Section 2. Whoever shall knowingly offer for sale, sell, give away, exhibit, televise, or otherwise distribute, make, display, or exhibit any obscene book, magazine, story, pamphlet, paper, writing, card, advertisement, circular, print, pictures, photograph, motion picture film, image, cast, slide, figure, instrument, statue, drawing, phonograph record, mechanical recording, or presentation, or other article which is obscene, to a minor shall be fined not more than Two Thousand, Five Hundred Dollars ($2,500) nor imprisoned in the county jail more than two (2) years or both.
Section 3. For purposes of this article the word "obscene" is defined as whether to the average person, applying contemporary community standards, the dominant theme of the material taken as a whole appeals to prurient interests. Provided, further, for the purpose of this article, the term "contemporary community standards" shall in no case involve a territory or geographic area less than the State of Texas.
Section 4. Whoever shall be convicted for the second time of a violation of this article shall be deemed guilty of a felony and shall be punished by confinement in the State penitentiary for not more than five (5) years or by a fine of not more than Ten Thousand Dollars ($10,000) or by both such fine and imprisonment.

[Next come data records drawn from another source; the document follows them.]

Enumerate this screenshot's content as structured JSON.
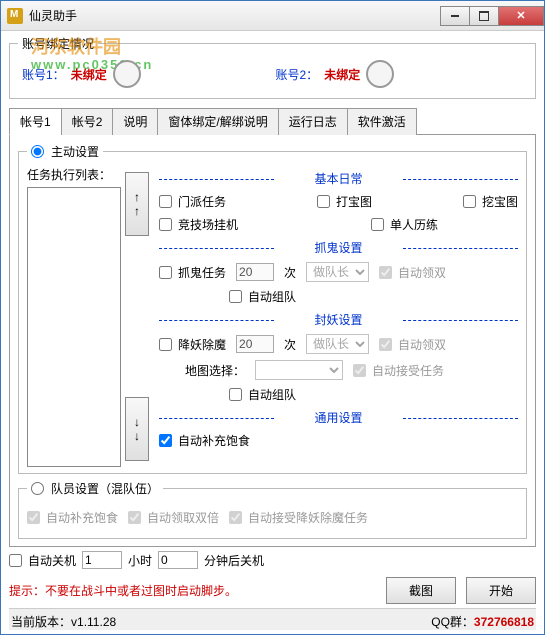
{
  "window": {
    "title": "仙灵助手"
  },
  "watermark": {
    "line1": "河东软件园",
    "line2": "www.pc0359.cn"
  },
  "binding": {
    "legend": "账号绑定情况",
    "acc1_label": "账号1：",
    "acc1_value": "未绑定",
    "acc2_label": "账号2：",
    "acc2_value": "未绑定"
  },
  "tabs": [
    "帐号1",
    "帐号2",
    "说明",
    "窗体绑定/解绑说明",
    "运行日志",
    "软件激活"
  ],
  "active_settings": {
    "legend": "主动设置",
    "listlabel": "任务执行列表：",
    "sect_basic": "基本日常",
    "cb_menpai": "门派任务",
    "cb_dabaotu": "打宝图",
    "cb_wabaotu": "挖宝图",
    "cb_jingji": "竞技场挂机",
    "cb_danren": "单人历练",
    "sect_ghost": "抓鬼设置",
    "cb_ghost": "抓鬼任务",
    "ghost_count": 20,
    "times": "次",
    "role_opt": "做队长",
    "cb_autoleader": "自动领双",
    "cb_autoteam": "自动组队",
    "sect_yao": "封妖设置",
    "cb_yao": "降妖除魔",
    "yao_count": 20,
    "map_label": "地图选择：",
    "cb_autoaccept": "自动接受任务",
    "sect_common": "通用设置",
    "cb_food": "自动补充饱食"
  },
  "team_settings": {
    "legend": "队员设置（混队伍）",
    "cb_food": "自动补充饱食",
    "cb_double": "自动领取双倍",
    "cb_accept_yao": "自动接受降妖除魔任务"
  },
  "shutdown": {
    "cb": "自动关机",
    "hours": 1,
    "hours_label": "小时",
    "mins": 0,
    "mins_label": "分钟后关机"
  },
  "warn": "提示：不要在战斗中或者过图时启动脚步。",
  "buttons": {
    "screenshot": "截图",
    "start": "开始"
  },
  "footer": {
    "version_label": "当前版本：",
    "version": "v1.11.28",
    "qq_label": "QQ群：",
    "qq": "372766818"
  }
}
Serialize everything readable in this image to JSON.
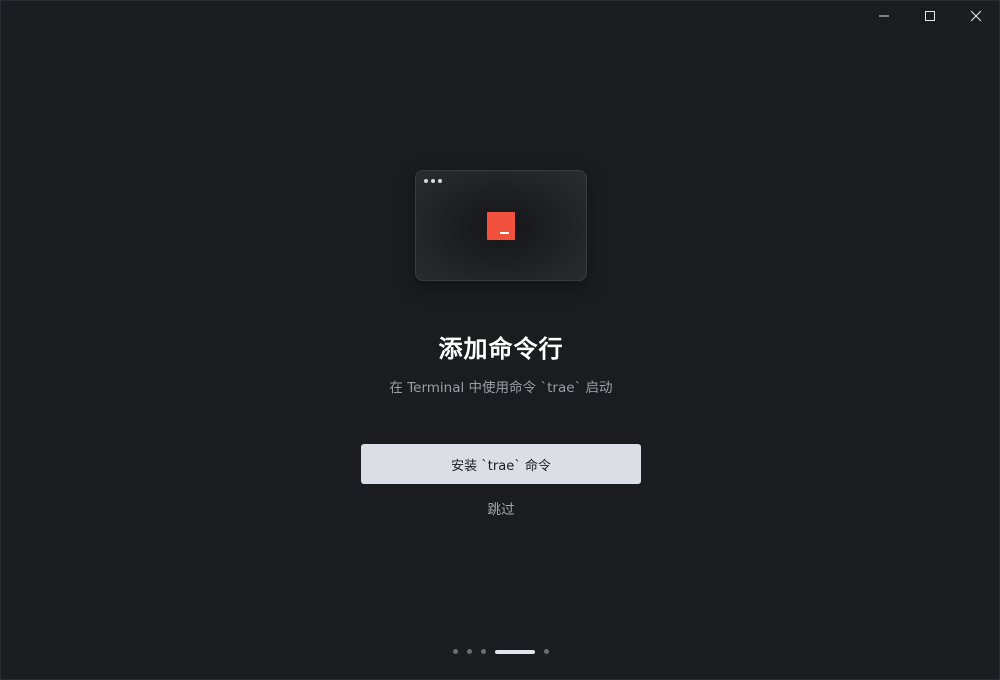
{
  "window_controls": {
    "minimize_icon": "minimize-icon",
    "maximize_icon": "maximize-icon",
    "close_icon": "close-icon"
  },
  "illustration": {
    "icon": "terminal-icon",
    "accent_color": "#f2513e"
  },
  "main": {
    "title": "添加命令行",
    "subtitle": "在 Terminal 中使用命令 `trae` 启动",
    "install_button_label": "安装 `trae` 命令",
    "skip_label": "跳过"
  },
  "pager": {
    "total_steps": 5,
    "current_step": 4
  },
  "colors": {
    "background": "#1b1c20",
    "button_background": "#dcdee6",
    "title_text": "#ffffff",
    "muted_text": "#9c9da3"
  }
}
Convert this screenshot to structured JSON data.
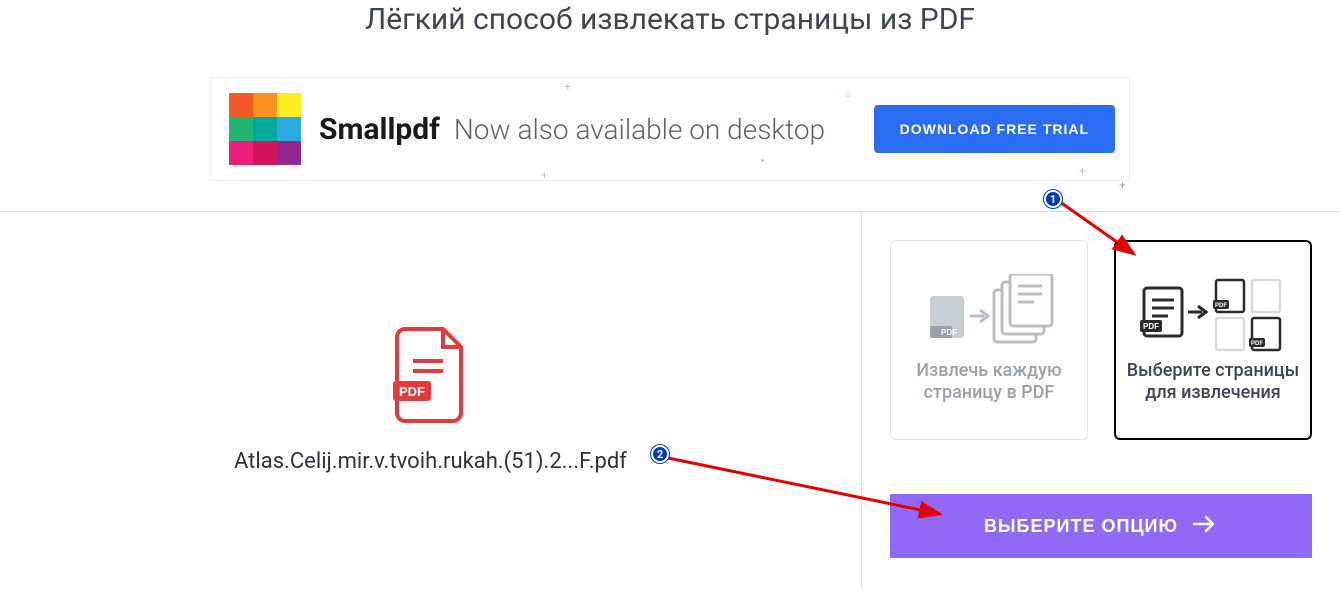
{
  "page": {
    "title": "Лёгкий способ извлекать страницы из PDF"
  },
  "banner": {
    "brand": "Smallpdf",
    "slogan": "Now also available on desktop",
    "download_label": "DOWNLOAD FREE TRIAL",
    "logo_colors": [
      "#f15a24",
      "#f7931e",
      "#fcee21",
      "#22b573",
      "#00a99d",
      "#29abe2",
      "#ed1e79",
      "#d4145a",
      "#93278f"
    ]
  },
  "file": {
    "name": "Atlas.Celij.mir.v.tvoih.rukah.(51).2...F.pdf"
  },
  "options": {
    "extract_all_label": "Извлечь каждую страницу в PDF",
    "select_pages_label": "Выберите страницы для извлечения"
  },
  "action": {
    "choose_label": "ВЫБЕРИТЕ ОПЦИЮ"
  },
  "annotations": {
    "marker1": "1",
    "marker2": "2"
  }
}
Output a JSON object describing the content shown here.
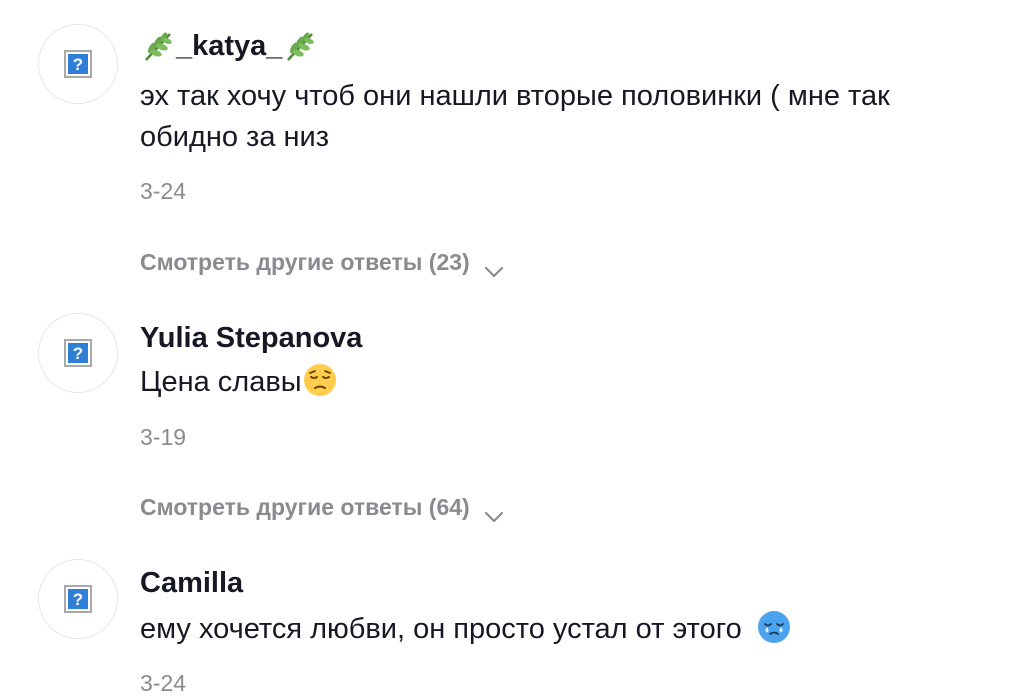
{
  "comments": [
    {
      "username": "_katya_",
      "text": "эх так хочу чтоб они нашли вторые половинки ( мне так обидно за низ",
      "date": "3-24",
      "more_replies_label": "Смотреть другие ответы (23)",
      "username_icons": [
        "herb-icon",
        "herb-icon"
      ]
    },
    {
      "username": "Yulia Stepanova",
      "text": "Цена славы",
      "date": "3-19",
      "more_replies_label": "Смотреть другие ответы (64)",
      "text_emoji": "pensive-face-emoji"
    },
    {
      "username": "Camilla",
      "text": "ему хочется любви, он просто устал от этого",
      "date": "3-24",
      "text_emoji": "crying-blue-face-sticker"
    }
  ],
  "avatar_placeholder_icon": "broken-image-question-icon",
  "colors": {
    "primary_text": "#161823",
    "secondary_text": "#8a8b91",
    "avatar_border": "#e6e6e8",
    "placeholder_blue": "#2f7fd6",
    "leaf_green": "#6aa84f",
    "sticker_blue": "#4aa3ec"
  }
}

Sec. 5. It shall be a defense to any charges brought hereunder if such prohibited matter or act shall be regularly in use in any bona fide, religious, educational or scientific institution or the subject of a bona fide scientific investigation.
The provisions of this Act shall not apply to any motion pictures produced or manufactured as commercial motion pictures which (1) have the seal under the Production Code of the Motion Picture Association of America, Inc.; or (2) legally move in interstate commerce under Federal Law; or (3) are legally imported from foreign countries into the United States and have been passed by a Customs Office of the United States Government at any port of entry.
The provisions of this Act shall not apply to any daily or weekly newspaper.
Sec. 6. The district courts of this State and the judges thereof shall have full power, authority, and jurisdiction, upon application by any district or county attorney within their respective jurisdictions, to issue any and all proper restraining orders, temporary and permanent injunctions, and any other writs and processes appropriate to carry out and enforce the provisions of this Act.
 28 U.S.C. § 2283 provides as follows: "A court of the United States may not grant an injunction to stay proceedings in a State court except as expressly authorized by Act of Congress, or where necessary in aid of its jurisdiction, or to protect or effectuate its judgments."
 Indeed, Stanley may reasonably be read as supporting the proposition that obscenity is fully protected by the First Amendment, but that the State has a legitimate interest in regulating the public dissemination of ideas inimical to the public morality.